The Cabinet minister said the UK was happy to sign up to the terms on state aid as ratified in the EU’s deal with Canada but would not go further than that.
And he accused Brussels of “double standards” in demanding more from Britain than it had in past free trade deals.
He said: “We’ve actually got the issues boiled down to two outstanding bones of contention.
“There is a good deal there for the EU, we’d love to do that free trade agreement and if not we’ll fall back on Australian-style rules.
“I think this week is an important moment for the EU to really effectively recognise that those two point of principles are not something we can just haggle away – they are the very reasons we are leaving the EU, but we want a positive relationship and the arm of friendship and goodwill is extended.
“It is up to the EU to decide whether they want to reciprocate.”
Mr Raab said the UK was being asked to be treated fairly in the final stages of trade negotiations with the EU.
He told Sky News’ Sophy Ridge On Sunday programme: “I think it is there for the taking.
“This week the negotiations are really important and all the UK is asking for is to be treated like any other country in free trade negotiations.
“No other country would accept being bound by or controlled by the EU’s rules or indeed in their relations with any other country, and indeed the EU wouldn’t accept it in relation to us – I think that’s just a straightforward point of principle.”
It follows an interview with the UK’s negotiator Lord Frost in which he said the government was preparing to leave without a deal.
Leader of the Liberal Democrats Sir Ed Davey accused the government of being “reckless and risky” in its approach to trade negotiations with the European Union.
Sir Ed told Sky News’ Sophy Ridge On Sunday programme: “I do feel the Government is being very reckless and risky.
“We are in a recession now.

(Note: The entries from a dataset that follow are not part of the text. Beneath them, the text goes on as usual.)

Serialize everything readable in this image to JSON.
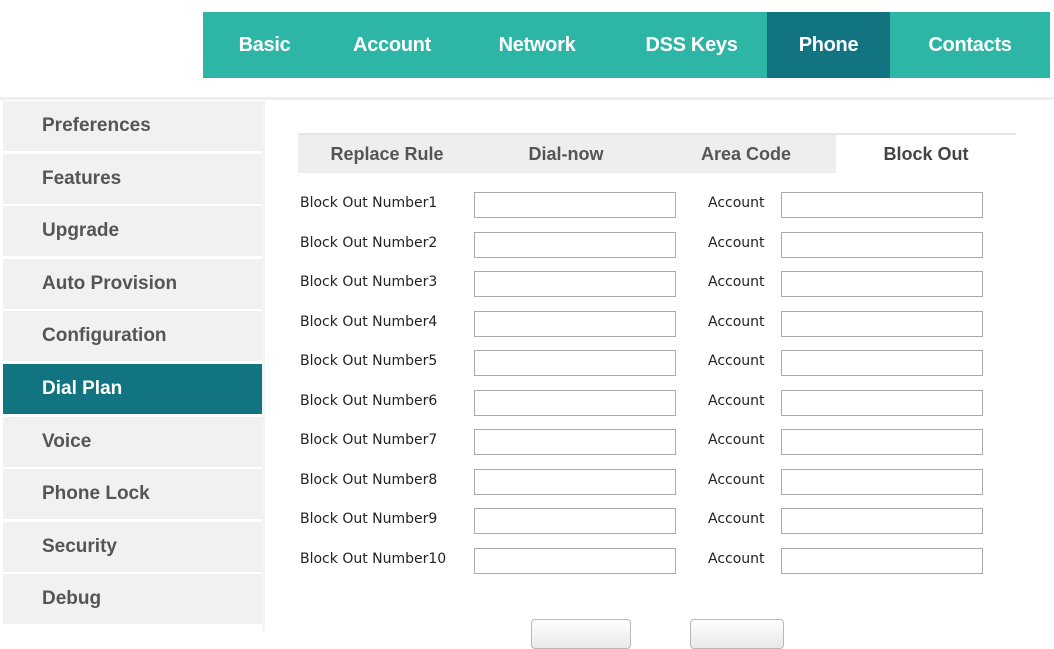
{
  "topnav": {
    "tabs": [
      {
        "label": "Basic"
      },
      {
        "label": "Account"
      },
      {
        "label": "Network"
      },
      {
        "label": "DSS Keys"
      },
      {
        "label": "Phone"
      },
      {
        "label": "Contacts"
      }
    ],
    "active": "Phone"
  },
  "sidebar": {
    "items": [
      {
        "label": "Preferences"
      },
      {
        "label": "Features"
      },
      {
        "label": "Upgrade"
      },
      {
        "label": "Auto Provision"
      },
      {
        "label": "Configuration"
      },
      {
        "label": "Dial Plan"
      },
      {
        "label": "Voice"
      },
      {
        "label": "Phone Lock"
      },
      {
        "label": "Security"
      },
      {
        "label": "Debug"
      }
    ],
    "active": "Dial Plan"
  },
  "subtabs": {
    "items": [
      {
        "label": "Replace Rule"
      },
      {
        "label": "Dial-now"
      },
      {
        "label": "Area Code"
      },
      {
        "label": "Block Out"
      }
    ],
    "active": "Block Out"
  },
  "form": {
    "account_label": "Account",
    "rows": [
      {
        "label": "Block Out Number1",
        "value": "",
        "account": ""
      },
      {
        "label": "Block Out Number2",
        "value": "",
        "account": ""
      },
      {
        "label": "Block Out Number3",
        "value": "",
        "account": ""
      },
      {
        "label": "Block Out Number4",
        "value": "",
        "account": ""
      },
      {
        "label": "Block Out Number5",
        "value": "",
        "account": ""
      },
      {
        "label": "Block Out Number6",
        "value": "",
        "account": ""
      },
      {
        "label": "Block Out Number7",
        "value": "",
        "account": ""
      },
      {
        "label": "Block Out Number8",
        "value": "",
        "account": ""
      },
      {
        "label": "Block Out Number9",
        "value": "",
        "account": ""
      },
      {
        "label": "Block Out Number10",
        "value": "",
        "account": ""
      }
    ]
  },
  "colors": {
    "nav_bg": "#2db6a6",
    "nav_active": "#127480",
    "sidebar_bg": "#f1f1f1",
    "sidebar_text": "#555555"
  }
}
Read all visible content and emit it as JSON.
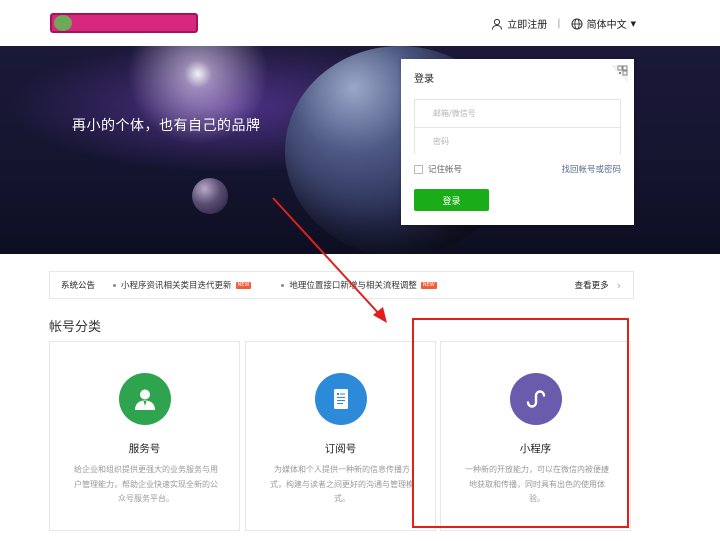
{
  "header": {
    "register_label": "立即注册",
    "language_label": "简体中文",
    "icons": [
      "user-icon",
      "globe-icon",
      "caret-down-icon"
    ]
  },
  "banner": {
    "slogan": "再小的个体，也有自己的品牌"
  },
  "login": {
    "title": "登录",
    "account_placeholder": "邮箱/微信号",
    "password_placeholder": "密码",
    "remember_label": "记住帐号",
    "forgot_label": "找回帐号或密码",
    "submit_label": "登录",
    "accent": "#1aad19"
  },
  "notice": {
    "title": "系统公告",
    "items": [
      {
        "text": "小程序资讯相关类目迭代更新",
        "badge": "NEW"
      },
      {
        "text": "地理位置接口新增与相关流程调整",
        "badge": "NEW"
      }
    ],
    "more_label": "查看更多"
  },
  "section": {
    "title": "帐号分类"
  },
  "cards": [
    {
      "name": "服务号",
      "desc": "给企业和组织提供更强大的业务服务与用户管理能力，帮助企业快速实现全新的公众号服务平台。",
      "color": "#2ea44f",
      "icon": "person-icon"
    },
    {
      "name": "订阅号",
      "desc": "为媒体和个人提供一种新的信息传播方式，构建与读者之间更好的沟通与管理模式。",
      "color": "#2d8ad8",
      "icon": "document-icon"
    },
    {
      "name": "小程序",
      "desc": "一种新的开放能力，可以在微信内被便捷地获取和传播，同时具有出色的使用体验。",
      "color": "#6b5bad",
      "icon": "mini-program-icon"
    }
  ],
  "annotations": {
    "color": "#e0201a"
  }
}
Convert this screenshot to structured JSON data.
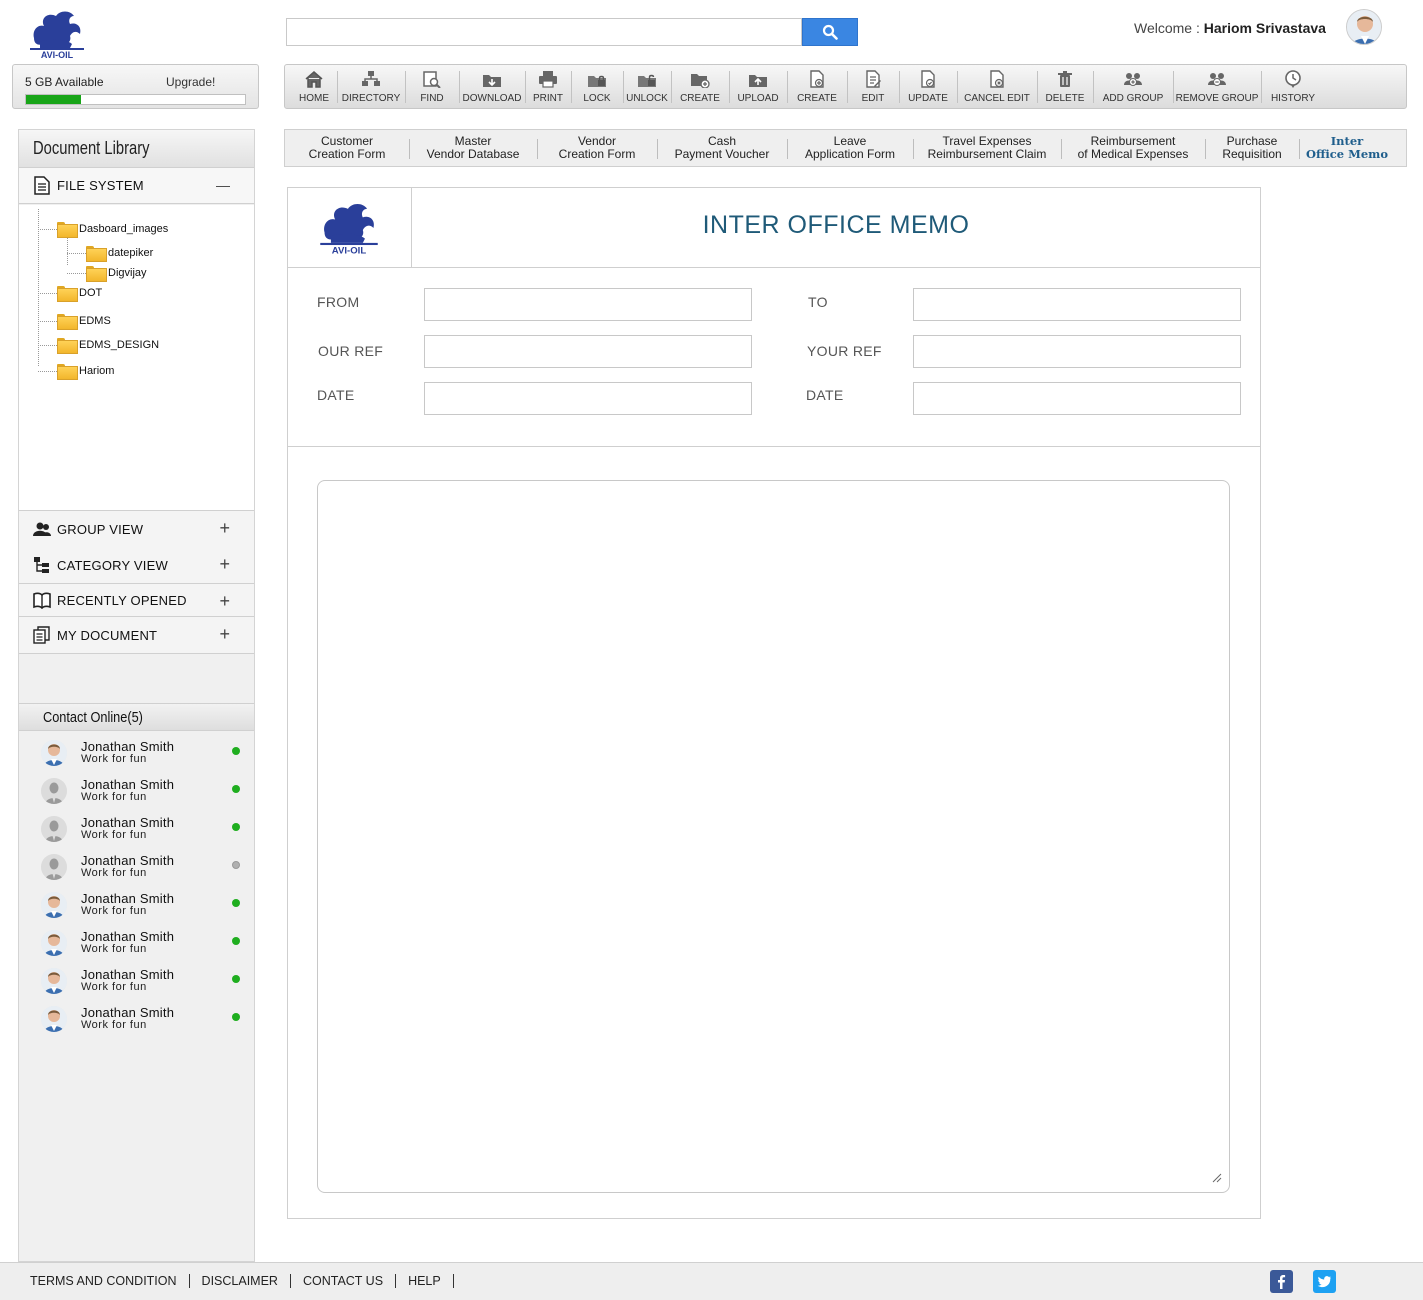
{
  "brand": {
    "logo_text": "AVI-OIL",
    "color": "#2a3f9a"
  },
  "search": {
    "placeholder": "",
    "value": ""
  },
  "user": {
    "welcome_prefix": "Welcome : ",
    "name": "Hariom Srivastava"
  },
  "storage": {
    "label": "5 GB Available",
    "upgrade": "Upgrade!",
    "used_fraction": 0.25,
    "fill_color": "#18a518"
  },
  "toolbar": [
    {
      "label": "HOME",
      "icon": "home-icon"
    },
    {
      "label": "DIRECTORY",
      "icon": "directory-icon"
    },
    {
      "label": "FIND",
      "icon": "find-icon"
    },
    {
      "label": "DOWNLOAD",
      "icon": "download-icon"
    },
    {
      "label": "PRINT",
      "icon": "print-icon"
    },
    {
      "label": "LOCK",
      "icon": "lock-icon"
    },
    {
      "label": "UNLOCK",
      "icon": "unlock-icon"
    },
    {
      "label": "CREATE",
      "icon": "create-folder-icon"
    },
    {
      "label": "UPLOAD",
      "icon": "upload-icon"
    },
    {
      "label": "CREATE",
      "icon": "create-document-icon"
    },
    {
      "label": "EDIT",
      "icon": "edit-icon"
    },
    {
      "label": "UPDATE",
      "icon": "update-icon"
    },
    {
      "label": "CANCEL EDIT",
      "icon": "cancel-edit-icon"
    },
    {
      "label": "DELETE",
      "icon": "delete-icon"
    },
    {
      "label": "ADD GROUP",
      "icon": "add-group-icon"
    },
    {
      "label": "REMOVE GROUP",
      "icon": "remove-group-icon"
    },
    {
      "label": "HISTORY",
      "icon": "history-icon"
    }
  ],
  "tabs": [
    {
      "line1": "Customer",
      "line2": "Creation Form"
    },
    {
      "line1": "Master",
      "line2": "Vendor Database"
    },
    {
      "line1": "Vendor",
      "line2": "Creation Form"
    },
    {
      "line1": "Cash",
      "line2": "Payment Voucher"
    },
    {
      "line1": "Leave",
      "line2": "Application Form"
    },
    {
      "line1": "Travel Expenses",
      "line2": "Reimbursement Claim"
    },
    {
      "line1": "Reimbursement",
      "line2": "of Medical Expenses"
    },
    {
      "line1": "Purchase",
      "line2": "Requisition"
    },
    {
      "line1": "Inter",
      "line2": "Office Memo",
      "active": true
    }
  ],
  "sidebar": {
    "title": "Document Library",
    "file_system": {
      "label": "FILE SYSTEM",
      "toggle": "—"
    },
    "tree": [
      {
        "label": "Dasboard_images"
      },
      {
        "label": "datepiker"
      },
      {
        "label": "Digvijay"
      },
      {
        "label": "DOT"
      },
      {
        "label": "EDMS"
      },
      {
        "label": "EDMS_DESIGN"
      },
      {
        "label": "Hariom"
      }
    ],
    "sections": [
      {
        "label": "GROUP VIEW",
        "toggle": "+",
        "icon": "group-icon"
      },
      {
        "label": "CATEGORY VIEW",
        "toggle": "+",
        "icon": "category-icon"
      },
      {
        "label": "RECENTLY OPENED",
        "toggle": "+",
        "icon": "book-icon"
      },
      {
        "label": "MY DOCUMENT",
        "toggle": "+",
        "icon": "documents-icon"
      }
    ],
    "contacts_title": "Contact Online(5)",
    "contacts": [
      {
        "name": "Jonathan Smith",
        "status": "Work for fun",
        "online": true,
        "photo": true
      },
      {
        "name": "Jonathan Smith",
        "status": "Work for fun",
        "online": true,
        "photo": false
      },
      {
        "name": "Jonathan Smith",
        "status": "Work for fun",
        "online": true,
        "photo": false
      },
      {
        "name": "Jonathan Smith",
        "status": "Work for fun",
        "online": false,
        "photo": false
      },
      {
        "name": "Jonathan Smith",
        "status": "Work for fun",
        "online": true,
        "photo": true
      },
      {
        "name": "Jonathan Smith",
        "status": "Work for fun",
        "online": true,
        "photo": true
      },
      {
        "name": "Jonathan Smith",
        "status": "Work for fun",
        "online": true,
        "photo": true
      },
      {
        "name": "Jonathan Smith",
        "status": "Work for fun",
        "online": true,
        "photo": true
      }
    ],
    "online_color": "#1fae1f",
    "offline_color": "#b0b0b0"
  },
  "memo": {
    "title": "INTER OFFICE MEMO",
    "fields": {
      "from": {
        "label": "FROM",
        "value": ""
      },
      "to": {
        "label": "TO",
        "value": ""
      },
      "our_ref": {
        "label": "OUR REF",
        "value": ""
      },
      "your_ref": {
        "label": "YOUR REF",
        "value": ""
      },
      "date_left": {
        "label": "DATE",
        "value": ""
      },
      "date_right": {
        "label": "DATE",
        "value": ""
      }
    },
    "body": ""
  },
  "footer": {
    "links": [
      "TERMS AND CONDITION",
      "DISCLAIMER",
      "CONTACT US",
      "HELP"
    ],
    "social": [
      {
        "icon": "facebook-icon",
        "color": "#3b5998"
      },
      {
        "icon": "twitter-icon",
        "color": "#1da1f2"
      }
    ]
  }
}
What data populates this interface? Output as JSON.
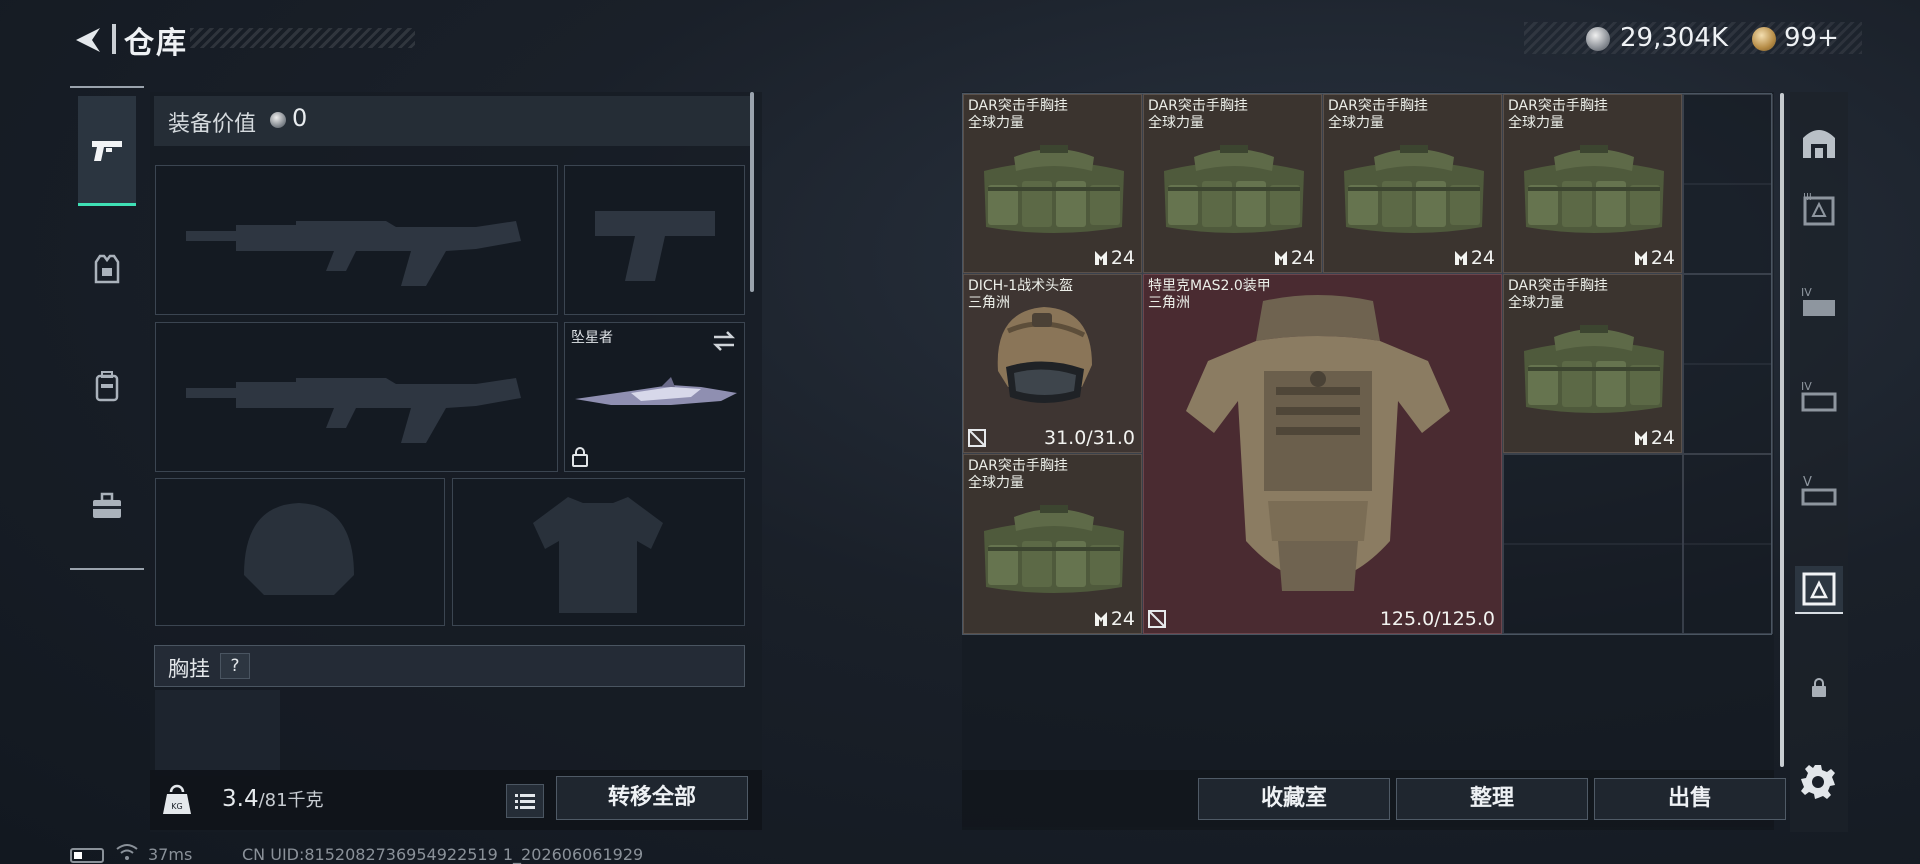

It wasn’t foreseen when Brexit was first talked of and during the referendum and during the last election.
“This recession due to Covid, some people say, may be the worst and the deepest recession for 300 years and, in that context, the idea of a no-deal Brexit on top of the Covid recession, I think, would be a disaster for people’s jobs, for livelihoods, for businesses up and down the country.
“I thought it was very noticeable last week when businesses were saying the Government hasn’t prepared the border properly, whether it is a deal or no-deal.
“They are not ready. What has this Government being doing?”